■ **PROBLEM DETAILS**: All the data beneath this line is to be reproduced exactly.

■ **DATASET EXCERPTS**:
********

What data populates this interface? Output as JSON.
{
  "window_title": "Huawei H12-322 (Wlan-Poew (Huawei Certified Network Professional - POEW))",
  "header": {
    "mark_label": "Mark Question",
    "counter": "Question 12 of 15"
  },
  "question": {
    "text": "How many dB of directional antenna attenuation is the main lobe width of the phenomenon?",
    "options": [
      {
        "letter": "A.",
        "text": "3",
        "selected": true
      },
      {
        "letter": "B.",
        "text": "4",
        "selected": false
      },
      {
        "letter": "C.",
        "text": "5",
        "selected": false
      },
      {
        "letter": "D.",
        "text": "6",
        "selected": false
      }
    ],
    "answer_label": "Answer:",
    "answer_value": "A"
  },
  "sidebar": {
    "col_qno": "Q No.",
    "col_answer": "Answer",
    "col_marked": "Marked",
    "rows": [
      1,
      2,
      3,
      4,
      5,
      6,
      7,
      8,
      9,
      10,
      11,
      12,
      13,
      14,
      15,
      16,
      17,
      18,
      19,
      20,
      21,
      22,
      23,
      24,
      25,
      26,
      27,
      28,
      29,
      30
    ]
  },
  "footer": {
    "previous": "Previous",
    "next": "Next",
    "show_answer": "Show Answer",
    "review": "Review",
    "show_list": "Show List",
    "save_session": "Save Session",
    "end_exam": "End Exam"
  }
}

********

■ **REPLY TO THE EXERCISE**:
What data populates this interface? Output as JSON.
{
  "window_title": "Huawei H12-322 (Wlan-Poew (Huawei Certified Network Professional - POEW))",
  "header": {
    "mark_label": "Mark Question",
    "counter": "Question 12 of 15"
  },
  "question": {
    "text": "How many dB of directional antenna attenuation is the main lobe width of the phenomenon?",
    "options": [
      {
        "letter": "A.",
        "text": "3",
        "selected": true
      },
      {
        "letter": "B.",
        "text": "4",
        "selected": false
      },
      {
        "letter": "C.",
        "text": "5",
        "selected": false
      },
      {
        "letter": "D.",
        "text": "6",
        "selected": false
      }
    ],
    "answer_label": "Answer:",
    "answer_value": "A"
  },
  "sidebar": {
    "col_qno": "Q No.",
    "col_answer": "Answer",
    "col_marked": "Marked",
    "rows": [
      1,
      2,
      3,
      4,
      5,
      6,
      7,
      8,
      9,
      10,
      11,
      12,
      13,
      14,
      15,
      16,
      17,
      18,
      19,
      20,
      21,
      22,
      23,
      24,
      25,
      26,
      27,
      28,
      29,
      30
    ]
  },
  "footer": {
    "previous": "Previous",
    "next": "Next",
    "show_answer": "Show Answer",
    "review": "Review",
    "show_list": "Show List",
    "save_session": "Save Session",
    "end_exam": "End Exam"
  }
}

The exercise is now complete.